Available data
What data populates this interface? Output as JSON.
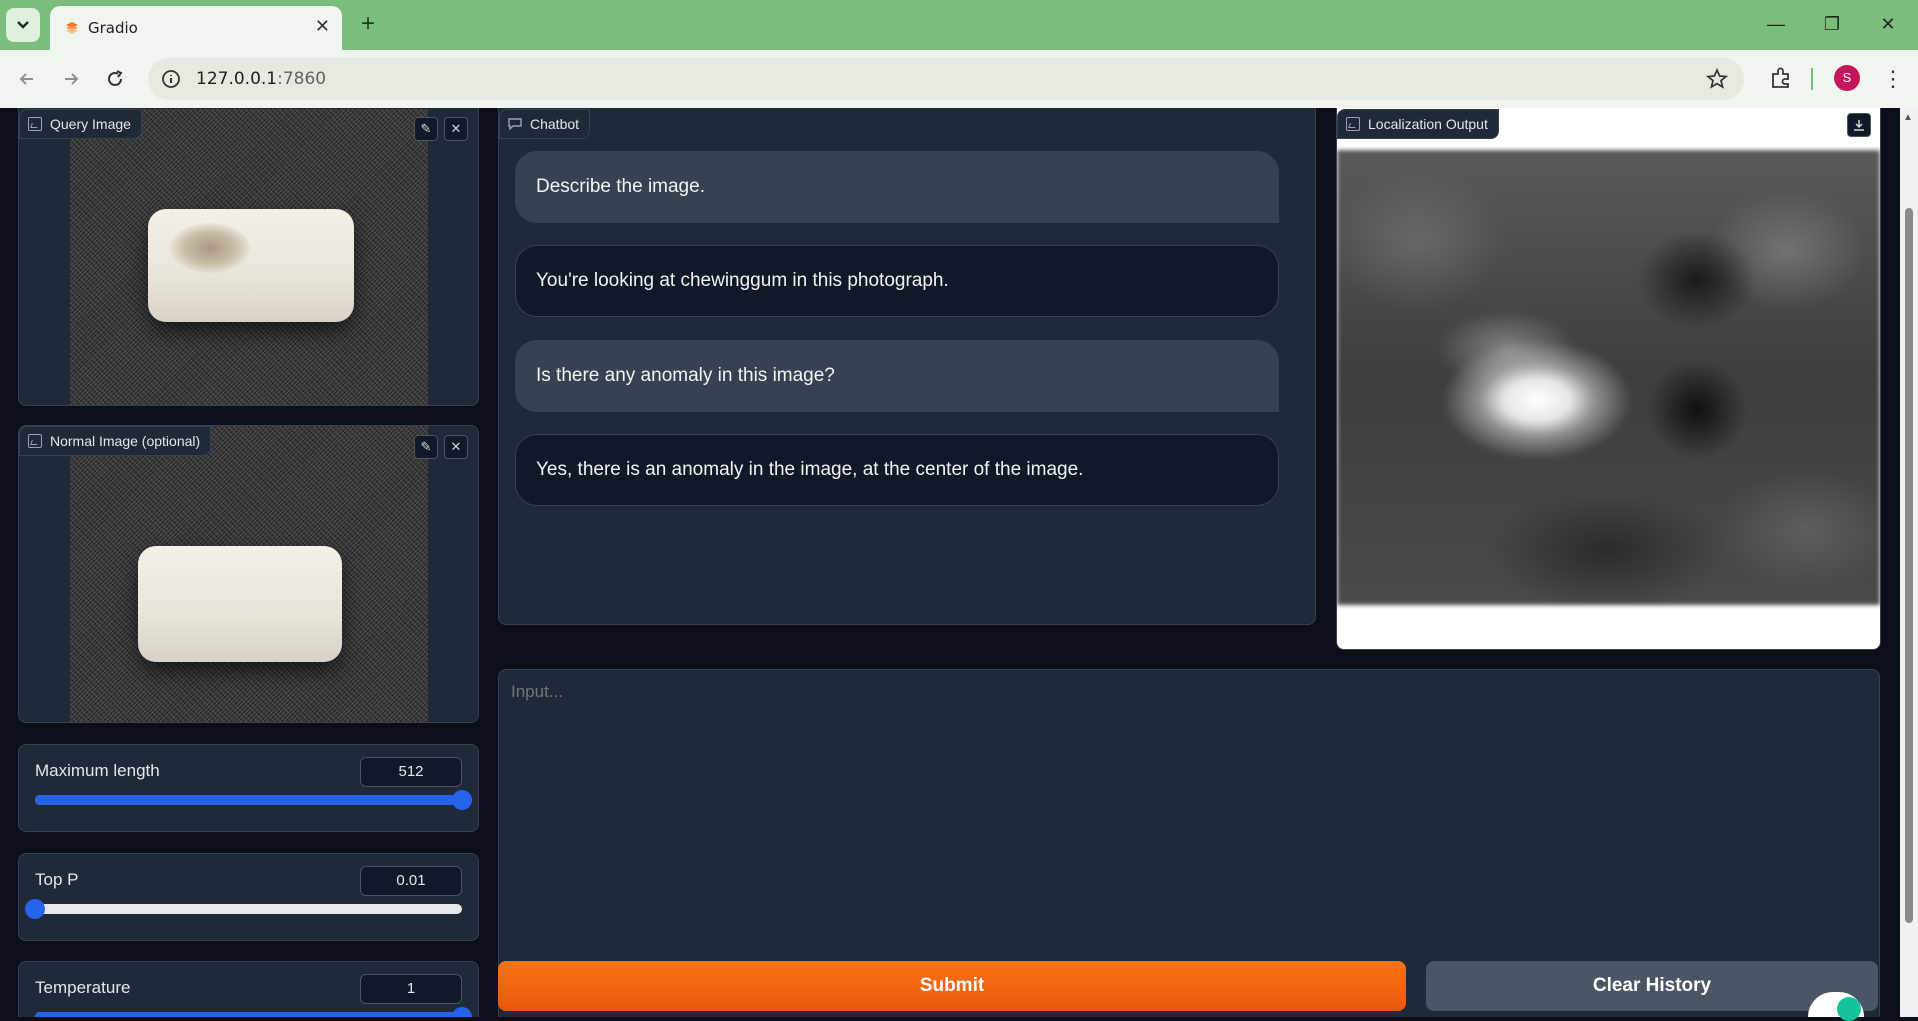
{
  "browser": {
    "tab_title": "Gradio",
    "tab_close": "✕",
    "new_tab": "+",
    "url_host": "127.0.0.1",
    "url_port": ":7860",
    "avatar_letter": "S",
    "window_min": "—",
    "window_restore": "❐",
    "window_close": "✕"
  },
  "query_image": {
    "label": "Query Image"
  },
  "normal_image": {
    "label": "Normal Image (optional)"
  },
  "chatbot": {
    "label": "Chatbot",
    "messages": [
      {
        "role": "user",
        "text": "Describe the image."
      },
      {
        "role": "bot",
        "text": "You're looking at chewinggum in this photograph."
      },
      {
        "role": "user",
        "text": "Is there any anomaly in this image?"
      },
      {
        "role": "bot",
        "text": "Yes, there is an anomaly in the image, at the center of the image."
      }
    ]
  },
  "localization": {
    "label": "Localization Output"
  },
  "sliders": {
    "max_length": {
      "label": "Maximum length",
      "value": "512",
      "fraction": 1.0
    },
    "top_p": {
      "label": "Top P",
      "value": "0.01",
      "fraction": 0.0
    },
    "temperature": {
      "label": "Temperature",
      "value": "1",
      "fraction": 1.0
    }
  },
  "input": {
    "placeholder": "Input..."
  },
  "buttons": {
    "submit": "Submit",
    "clear": "Clear History"
  },
  "colors": {
    "accent": "#f97316",
    "slider": "#2563eb",
    "panel": "#1f2937",
    "background": "#0b0f19"
  }
}
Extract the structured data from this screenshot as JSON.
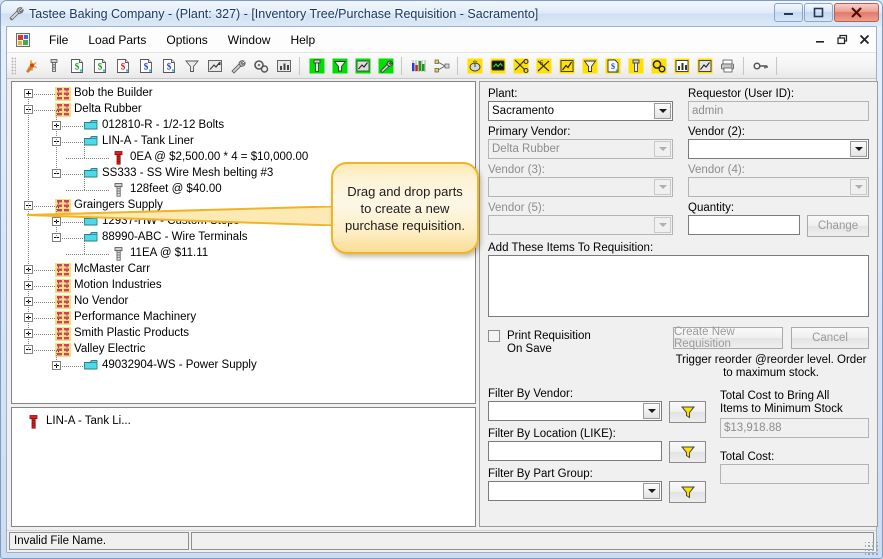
{
  "window": {
    "title": "Tastee Baking Company - (Plant: 327) - [Inventory Tree/Purchase Requisition - Sacramento]",
    "title_icon": "wrench-icon",
    "minimize_label": "–",
    "maximize_label": "❐",
    "close_label": "✕"
  },
  "child_window": {
    "minimize_label": "–",
    "restore_label": "❐",
    "close_label": "✕"
  },
  "menu": {
    "app_icon": "app-icon",
    "items": [
      {
        "label": "File",
        "name": "menu-file"
      },
      {
        "label": "Load Parts",
        "name": "menu-load-parts"
      },
      {
        "label": "Options",
        "name": "menu-options"
      },
      {
        "label": "Window",
        "name": "menu-window"
      },
      {
        "label": "Help",
        "name": "menu-help"
      }
    ]
  },
  "toolbar": {
    "buttons": [
      {
        "name": "fireworks-icon"
      },
      {
        "name": "bolt-part-icon"
      },
      {
        "name": "document-dollar-green-icon"
      },
      {
        "name": "document-dollar-green2-icon"
      },
      {
        "name": "document-dollar-red-icon"
      },
      {
        "name": "document-dollar-blue-icon"
      },
      {
        "name": "document-dollar-blue2-icon"
      },
      {
        "name": "funnel-grey-icon"
      },
      {
        "name": "chart-up-icon"
      },
      {
        "name": "wrench-icon"
      },
      {
        "name": "gears-icon"
      },
      {
        "name": "chart-bars-icon"
      },
      {
        "name": "sep"
      },
      {
        "name": "bolt-part-green-icon"
      },
      {
        "name": "funnel-green-icon"
      },
      {
        "name": "chart-up-green-icon"
      },
      {
        "name": "wrench-green-icon"
      },
      {
        "name": "sep"
      },
      {
        "name": "equalizer-icon"
      },
      {
        "name": "network-nodes-icon"
      },
      {
        "name": "sep"
      },
      {
        "name": "mouse-yellow-icon"
      },
      {
        "name": "monitor-yellow-icon"
      },
      {
        "name": "scissors-yellow-icon"
      },
      {
        "name": "scissors2-yellow-icon"
      },
      {
        "name": "chart-up-yellow-icon"
      },
      {
        "name": "funnel-yellow-icon"
      },
      {
        "name": "document-dollar-yellow-icon"
      },
      {
        "name": "bolt-part-yellow-icon"
      },
      {
        "name": "gears-yellow-icon"
      },
      {
        "name": "chart-bars-yellow-icon"
      },
      {
        "name": "chart-bars2-yellow-icon"
      },
      {
        "name": "printer-icon"
      },
      {
        "name": "sep"
      },
      {
        "name": "key-icon"
      },
      {
        "name": "sep"
      }
    ]
  },
  "tree": {
    "nodes": [
      {
        "label": "Bob the Builder",
        "depth": 0,
        "toggle": "plus",
        "icon": "vendor-icon"
      },
      {
        "label": "Delta Rubber",
        "depth": 0,
        "toggle": "minus",
        "icon": "vendor-icon"
      },
      {
        "label": "012810-R - 1/2-12 Bolts",
        "depth": 1,
        "toggle": "plus",
        "icon": "part-icon"
      },
      {
        "label": "LIN-A - Tank Liner",
        "depth": 1,
        "toggle": "minus",
        "icon": "part-icon"
      },
      {
        "label": "0EA @ $2,500.00 * 4 = $10,000.00",
        "depth": 2,
        "toggle": "none",
        "icon": "bolt-red-icon"
      },
      {
        "label": "SS333 - SS Wire Mesh belting #3",
        "depth": 1,
        "toggle": "minus",
        "icon": "part-icon"
      },
      {
        "label": "128feet @ $40.00",
        "depth": 2,
        "toggle": "none",
        "icon": "bolt-grey-icon"
      },
      {
        "label": "Graingers Supply",
        "depth": 0,
        "toggle": "minus",
        "icon": "vendor-icon"
      },
      {
        "label": "12937-HW - Custom Steps",
        "depth": 1,
        "toggle": "plus",
        "icon": "part-icon"
      },
      {
        "label": "88990-ABC - Wire Terminals",
        "depth": 1,
        "toggle": "minus",
        "icon": "part-icon"
      },
      {
        "label": "11EA @ $11.11",
        "depth": 2,
        "toggle": "none",
        "icon": "bolt-grey-icon"
      },
      {
        "label": "McMaster Carr",
        "depth": 0,
        "toggle": "plus",
        "icon": "vendor-icon"
      },
      {
        "label": "Motion Industries",
        "depth": 0,
        "toggle": "plus",
        "icon": "vendor-icon"
      },
      {
        "label": "No Vendor",
        "depth": 0,
        "toggle": "plus",
        "icon": "vendor-icon"
      },
      {
        "label": "Performance Machinery",
        "depth": 0,
        "toggle": "plus",
        "icon": "vendor-icon"
      },
      {
        "label": "Smith Plastic Products",
        "depth": 0,
        "toggle": "plus",
        "icon": "vendor-icon"
      },
      {
        "label": "Valley Electric",
        "depth": 0,
        "toggle": "minus",
        "icon": "vendor-icon"
      },
      {
        "label": "49032904-WS - Power Supply",
        "depth": 1,
        "toggle": "plus",
        "icon": "part-icon"
      }
    ]
  },
  "callout": {
    "text": "Drag and drop parts to create a new purchase requisition.",
    "border_color": "#f0b429",
    "fill_color": "#fdf3d6"
  },
  "basket": {
    "items": [
      {
        "label": "LIN-A - Tank Li...",
        "icon": "bolt-red-icon"
      }
    ]
  },
  "form": {
    "plant": {
      "label": "Plant:",
      "value": "Sacramento"
    },
    "requestor": {
      "label": "Requestor (User ID):",
      "value": "admin"
    },
    "primary_vendor": {
      "label": "Primary Vendor:",
      "value": "Delta Rubber"
    },
    "vendor2": {
      "label": "Vendor (2):",
      "value": ""
    },
    "vendor3": {
      "label": "Vendor (3):",
      "value": ""
    },
    "vendor4": {
      "label": "Vendor (4):",
      "value": ""
    },
    "vendor5": {
      "label": "Vendor (5):",
      "value": ""
    },
    "quantity": {
      "label": "Quantity:",
      "value": ""
    },
    "change_button": "Change",
    "add_items": {
      "label": "Add These Items To Requisition:",
      "value": ""
    },
    "print_requisition_checkbox": "Print Requisition\nOn Save",
    "print_requisition_line1": "Print Requisition",
    "print_requisition_line2": "On Save",
    "create_button": "Create New Requisition",
    "cancel_button": "Cancel",
    "reorder_hint": "Trigger reorder @reorder level. Order to maximum stock.",
    "filter_by_vendor": {
      "label": "Filter By Vendor:",
      "value": ""
    },
    "filter_by_location": {
      "label": "Filter By Location (LIKE):",
      "value": ""
    },
    "filter_by_part_group": {
      "label": "Filter By Part Group:",
      "value": ""
    },
    "total_min_stock": {
      "label_line1": "Total Cost to Bring All",
      "label_line2": "Items to Minimum Stock",
      "value": "$13,918.88"
    },
    "total_cost": {
      "label": "Total Cost:",
      "value": ""
    },
    "filter_icon": "funnel-yellow-icon"
  },
  "statusbar": {
    "message": "Invalid File Name.",
    "secondary": ""
  }
}
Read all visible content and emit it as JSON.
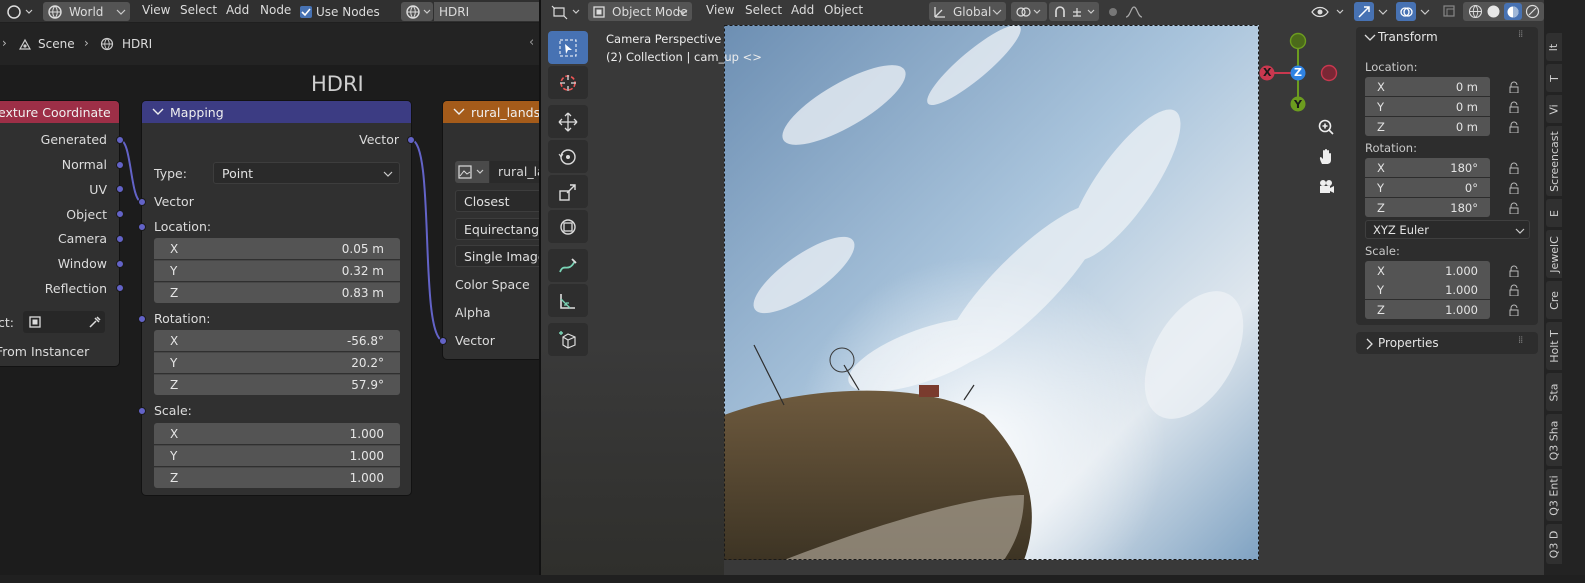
{
  "node_header": {
    "world_label": "World",
    "menus": [
      "View",
      "Select",
      "Add",
      "Node"
    ],
    "use_nodes_label": "Use Nodes",
    "world_name": "HDRI"
  },
  "breadcrumb": {
    "scene": "Scene",
    "world": "HDRI"
  },
  "frame_label": "HDRI",
  "tex_coord_node": {
    "title": "exture Coordinate",
    "outputs": [
      "Generated",
      "Normal",
      "UV",
      "Object",
      "Camera",
      "Window",
      "Reflection"
    ],
    "object_label": "ct:",
    "from_instancer": "From Instancer"
  },
  "mapping_node": {
    "title": "Mapping",
    "output": "Vector",
    "type_label": "Type:",
    "type_value": "Point",
    "vector_label": "Vector",
    "location_label": "Location:",
    "location": [
      [
        "X",
        "0.05 m"
      ],
      [
        "Y",
        "0.32 m"
      ],
      [
        "Z",
        "0.83 m"
      ]
    ],
    "rotation_label": "Rotation:",
    "rotation": [
      [
        "X",
        "-56.8°"
      ],
      [
        "Y",
        "20.2°"
      ],
      [
        "Z",
        "57.9°"
      ]
    ],
    "scale_label": "Scale:",
    "scale": [
      [
        "X",
        "1.000"
      ],
      [
        "Y",
        "1.000"
      ],
      [
        "Z",
        "1.000"
      ]
    ]
  },
  "env_node": {
    "title": "rural_landsc",
    "image_name": "rural_la",
    "interpolation": "Closest",
    "projection": "Equirectangul",
    "source": "Single Image",
    "color_space": "Color Space",
    "alpha": "Alpha",
    "vector": "Vector"
  },
  "viewport_header": {
    "mode": "Object Mode",
    "menus": [
      "View",
      "Select",
      "Add",
      "Object"
    ],
    "orientation": "Global"
  },
  "viewport_info": {
    "line1": "Camera Perspective",
    "line2": "(2) Collection | cam_up <>"
  },
  "gizmo": {
    "x": "X",
    "y": "Y",
    "z": "Z"
  },
  "transform_panel": {
    "title": "Transform",
    "location_label": "Location:",
    "location": [
      [
        "X",
        "0 m"
      ],
      [
        "Y",
        "0 m"
      ],
      [
        "Z",
        "0 m"
      ]
    ],
    "rotation_label": "Rotation:",
    "rotation": [
      [
        "X",
        "180°"
      ],
      [
        "Y",
        "0°"
      ],
      [
        "Z",
        "180°"
      ]
    ],
    "rotation_mode": "XYZ Euler",
    "scale_label": "Scale:",
    "scale": [
      [
        "X",
        "1.000"
      ],
      [
        "Y",
        "1.000"
      ],
      [
        "Z",
        "1.000"
      ]
    ]
  },
  "properties_panel": {
    "title": "Properties"
  },
  "side_tabs": [
    "lt",
    "T",
    "Vi",
    "Screencast",
    "E",
    "JewelC",
    "Cre",
    "Holt T",
    "Sta",
    "Q3 Sha",
    "Q3 Enti",
    "Q3 D"
  ],
  "colors": {
    "accent": "#4772b3",
    "node_texcoord_header": "#9d2f47",
    "node_mapping_header": "#3c3c83",
    "node_texture_header": "#a45b1a",
    "socket_vector": "#6363c7",
    "axis_x": "#c9384f",
    "axis_y": "#6c9c1f",
    "axis_z": "#2f83e3"
  }
}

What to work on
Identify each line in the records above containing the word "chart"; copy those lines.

Output for this task
        "name": "chart-up-icon"
        "name": "chart-bars-icon"
        "name": "chart-up-green-icon"
        "name": "chart-up-yellow-icon"
        "name": "chart-bars-yellow-icon"
        "name": "chart-bars2-yellow-icon"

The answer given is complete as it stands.